- ECONOMIC VITALITY focuses on capital, incentives, and other economic and financial tools to assist new and existing businesses, catalyze property development, and create a supportive environment for entrepreneurs and innovators that drive local economies.
- DESIGN supports a community’s transformation by enhancing the physical and visual assets that set the commercial district apart.
- PROMOTION positions the downtown or commercial district as the center of the community and hub of economic activity, while creating a positive image that showcases a community’s unique characteristics.
- ORGANIZATION involves creating a strong foundation for a sustainable revitalization effort, including cultivating partnerships, community involvement, and resources for the district.
Each of these four committees has a coordinating chair and volunteers that meet regularly to generate ideas and move them forward. As the committee members are all volunteers, many with full time work obligations, the committees rely on the Executive Director to coordinate the ideas between committees, promote them locally and act as taskmaster (and way too often as a task doer). As anyone that has served in a volunteer organization knows, ideas are plentiful, but implementation can be difficult and often burns out the few “doer” volunteers. Having the right Executive Director to act as a facilitator and cheerleader is essential to the success of a volunteer run non-profit. Some committees, such as the Promotions Committee, which creates downtown events, require a tremendous amount of support both in terms of volunteer hours and staff time. Others, such as Economic Vitality, plan more behind the scenes type projects that need focus to stay on track with lots of research hours. In each case, the committees decide on the work to be done.
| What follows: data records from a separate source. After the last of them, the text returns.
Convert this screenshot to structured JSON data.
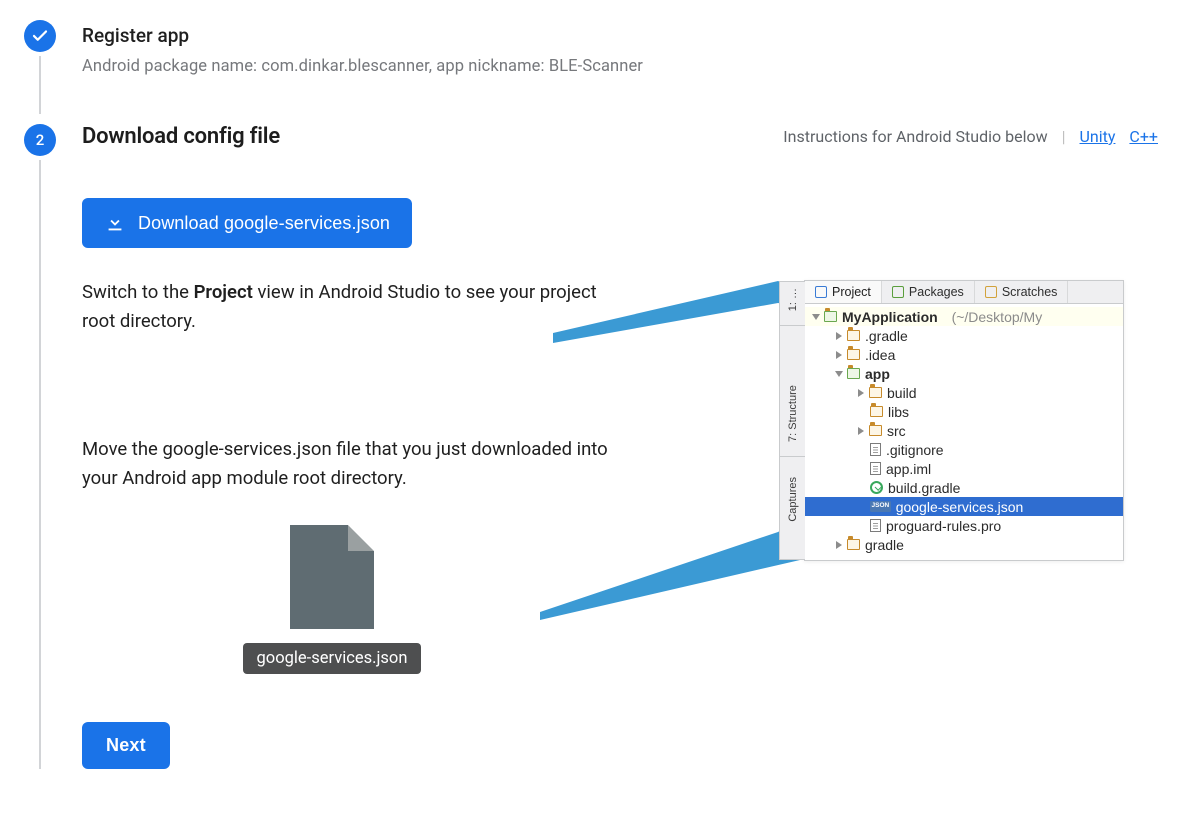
{
  "step1": {
    "title": "Register app",
    "subtitle": "Android package name: com.dinkar.blescanner, app nickname: BLE-Scanner"
  },
  "step2": {
    "number": "2",
    "title": "Download config file",
    "instructionsText": "Instructions for Android Studio below",
    "divider": "|",
    "linkUnity": "Unity",
    "linkCpp": "C++",
    "downloadLabel": "Download google-services.json",
    "para1_pre": "Switch to the ",
    "para1_bold": "Project",
    "para1_post": " view in Android Studio to see your project root directory.",
    "para2": "Move the google-services.json file that you just downloaded into your Android app module root directory.",
    "fileLabel": "google-services.json",
    "nextLabel": "Next"
  },
  "as": {
    "sideTop": "1: …",
    "sideStructure": "7: Structure",
    "sideCaptures": "Captures",
    "tabProject": "Project",
    "tabPackages": "Packages",
    "tabScratches": "Scratches",
    "rootName": "MyApplication",
    "rootPath": "(~/Desktop/My",
    "items": {
      "gradleDot": ".gradle",
      "idea": ".idea",
      "app": "app",
      "build": "build",
      "libs": "libs",
      "src": "src",
      "gitignore": ".gitignore",
      "appIml": "app.iml",
      "buildGradle": "build.gradle",
      "gservices": "google-services.json",
      "proguard": "proguard-rules.pro",
      "gradle": "gradle"
    },
    "jsonBadge": "JSON"
  }
}
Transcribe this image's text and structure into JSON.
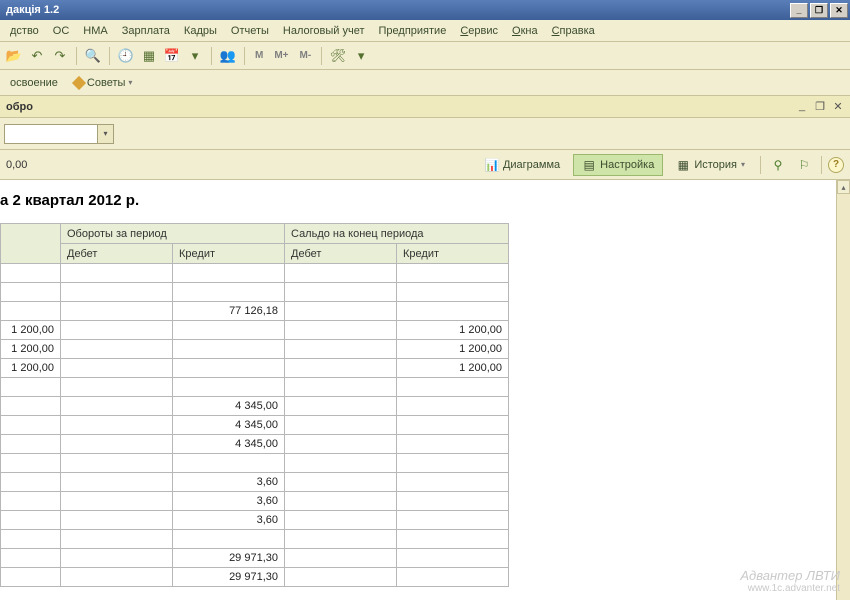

With that said, BMS always needs more people to add a diverse perspective and to help implement the large volume of work to be done. There is work for introverts, and for extroverts, for creatives and for researchers, for old and young, and anyone in between. The only thing we ask is that you believe that Brooksville has a vast amount of unrealized potential just waiting to emerge with the right urging. And I guess we would ask a second thing as well: don’t plan to throw out ideas for others to do – you have to be willing to follow through as part of your commitment. Saying “someone should do something about X,Y, Z” without follow through is not enough. You have to commit to being part of a team that will try to actively implement the ideas, knowing that not every problem has a simple solution and some may require some serious persistence.
So back to the main point: BMS is truly a group run by citizens and wants to grow and expand its input. And it is a program that welcomes new volunteers who can bring new ideas and new energy to any of the four committees. For anyone that says, “Brooksville Main Street should do X,Y, Z”, we offer a platform and the support to help get it done!